Material shown =
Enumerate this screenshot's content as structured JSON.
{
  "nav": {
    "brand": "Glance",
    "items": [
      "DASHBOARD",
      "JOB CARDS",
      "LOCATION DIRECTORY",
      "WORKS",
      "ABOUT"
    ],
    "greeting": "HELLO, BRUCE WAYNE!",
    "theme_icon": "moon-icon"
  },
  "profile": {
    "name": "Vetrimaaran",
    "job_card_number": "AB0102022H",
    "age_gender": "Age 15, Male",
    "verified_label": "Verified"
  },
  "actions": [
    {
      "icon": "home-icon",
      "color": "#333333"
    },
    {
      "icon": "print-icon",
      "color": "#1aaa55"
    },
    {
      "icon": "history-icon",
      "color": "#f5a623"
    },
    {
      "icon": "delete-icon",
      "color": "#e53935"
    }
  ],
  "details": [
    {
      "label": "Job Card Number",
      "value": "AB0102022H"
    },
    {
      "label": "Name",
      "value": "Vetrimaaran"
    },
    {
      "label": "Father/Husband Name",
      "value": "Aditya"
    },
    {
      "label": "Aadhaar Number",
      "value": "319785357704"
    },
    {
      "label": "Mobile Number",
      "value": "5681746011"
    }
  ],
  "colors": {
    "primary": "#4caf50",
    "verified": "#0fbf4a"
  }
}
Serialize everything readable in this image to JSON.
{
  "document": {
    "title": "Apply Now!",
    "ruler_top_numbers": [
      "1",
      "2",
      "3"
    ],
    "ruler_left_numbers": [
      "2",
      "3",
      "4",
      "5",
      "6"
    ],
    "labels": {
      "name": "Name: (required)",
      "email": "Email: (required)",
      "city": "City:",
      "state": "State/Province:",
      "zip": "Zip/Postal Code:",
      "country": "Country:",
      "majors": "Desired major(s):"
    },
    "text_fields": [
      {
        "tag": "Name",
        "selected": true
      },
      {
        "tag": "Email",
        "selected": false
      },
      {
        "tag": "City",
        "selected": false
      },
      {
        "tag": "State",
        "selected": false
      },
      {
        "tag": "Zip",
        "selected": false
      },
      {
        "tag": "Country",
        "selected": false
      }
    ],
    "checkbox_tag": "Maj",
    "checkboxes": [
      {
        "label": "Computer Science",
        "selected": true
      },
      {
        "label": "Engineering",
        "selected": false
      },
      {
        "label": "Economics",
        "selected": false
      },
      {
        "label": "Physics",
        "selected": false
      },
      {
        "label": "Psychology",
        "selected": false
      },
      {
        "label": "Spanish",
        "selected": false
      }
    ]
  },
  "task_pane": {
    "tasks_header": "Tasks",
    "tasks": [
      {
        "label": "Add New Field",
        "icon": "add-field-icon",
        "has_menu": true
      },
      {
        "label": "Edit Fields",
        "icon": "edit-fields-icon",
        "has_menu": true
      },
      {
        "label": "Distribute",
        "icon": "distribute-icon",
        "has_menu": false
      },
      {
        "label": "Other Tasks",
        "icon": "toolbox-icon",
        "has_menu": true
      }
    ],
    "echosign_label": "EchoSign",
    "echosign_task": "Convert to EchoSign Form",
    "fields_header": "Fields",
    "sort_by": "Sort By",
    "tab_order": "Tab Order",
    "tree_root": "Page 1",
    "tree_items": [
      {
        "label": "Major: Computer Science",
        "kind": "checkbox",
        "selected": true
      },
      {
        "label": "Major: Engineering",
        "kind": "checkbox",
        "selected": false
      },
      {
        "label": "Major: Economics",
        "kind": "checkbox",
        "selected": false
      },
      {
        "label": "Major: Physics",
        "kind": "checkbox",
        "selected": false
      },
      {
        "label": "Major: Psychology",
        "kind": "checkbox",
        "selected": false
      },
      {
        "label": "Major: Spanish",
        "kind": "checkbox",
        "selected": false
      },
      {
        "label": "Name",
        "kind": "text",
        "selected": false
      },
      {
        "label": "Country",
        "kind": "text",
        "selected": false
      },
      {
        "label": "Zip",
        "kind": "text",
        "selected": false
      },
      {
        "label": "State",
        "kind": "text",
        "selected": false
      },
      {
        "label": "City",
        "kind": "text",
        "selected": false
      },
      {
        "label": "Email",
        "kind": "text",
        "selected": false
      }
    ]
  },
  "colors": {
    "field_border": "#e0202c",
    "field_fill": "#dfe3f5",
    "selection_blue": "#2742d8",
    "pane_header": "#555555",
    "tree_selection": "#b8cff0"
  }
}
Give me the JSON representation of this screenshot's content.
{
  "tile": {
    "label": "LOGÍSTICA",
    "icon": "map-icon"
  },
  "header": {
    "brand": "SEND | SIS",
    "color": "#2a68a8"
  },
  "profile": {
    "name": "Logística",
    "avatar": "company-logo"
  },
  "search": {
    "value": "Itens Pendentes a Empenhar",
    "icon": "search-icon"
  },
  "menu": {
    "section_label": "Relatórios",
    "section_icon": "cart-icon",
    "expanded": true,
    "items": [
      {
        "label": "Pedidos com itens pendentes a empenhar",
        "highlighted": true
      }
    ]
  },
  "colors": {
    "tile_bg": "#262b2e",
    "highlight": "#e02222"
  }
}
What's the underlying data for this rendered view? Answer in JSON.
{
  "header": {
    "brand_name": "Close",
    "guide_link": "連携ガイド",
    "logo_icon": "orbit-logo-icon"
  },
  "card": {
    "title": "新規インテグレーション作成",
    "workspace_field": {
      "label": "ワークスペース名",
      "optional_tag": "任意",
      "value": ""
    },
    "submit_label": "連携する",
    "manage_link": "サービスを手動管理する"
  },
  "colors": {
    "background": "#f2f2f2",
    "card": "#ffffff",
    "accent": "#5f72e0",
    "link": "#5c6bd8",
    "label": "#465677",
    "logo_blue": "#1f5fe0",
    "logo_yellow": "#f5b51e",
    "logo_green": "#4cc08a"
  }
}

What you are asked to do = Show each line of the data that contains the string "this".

Response box =
Enumerate this screenshot's content as structured JSON.
Serialize everything readable in this image to JSON.
Give me the JSON representation of this screenshot's content.
What's the underlying data for this rendered view? Answer in JSON.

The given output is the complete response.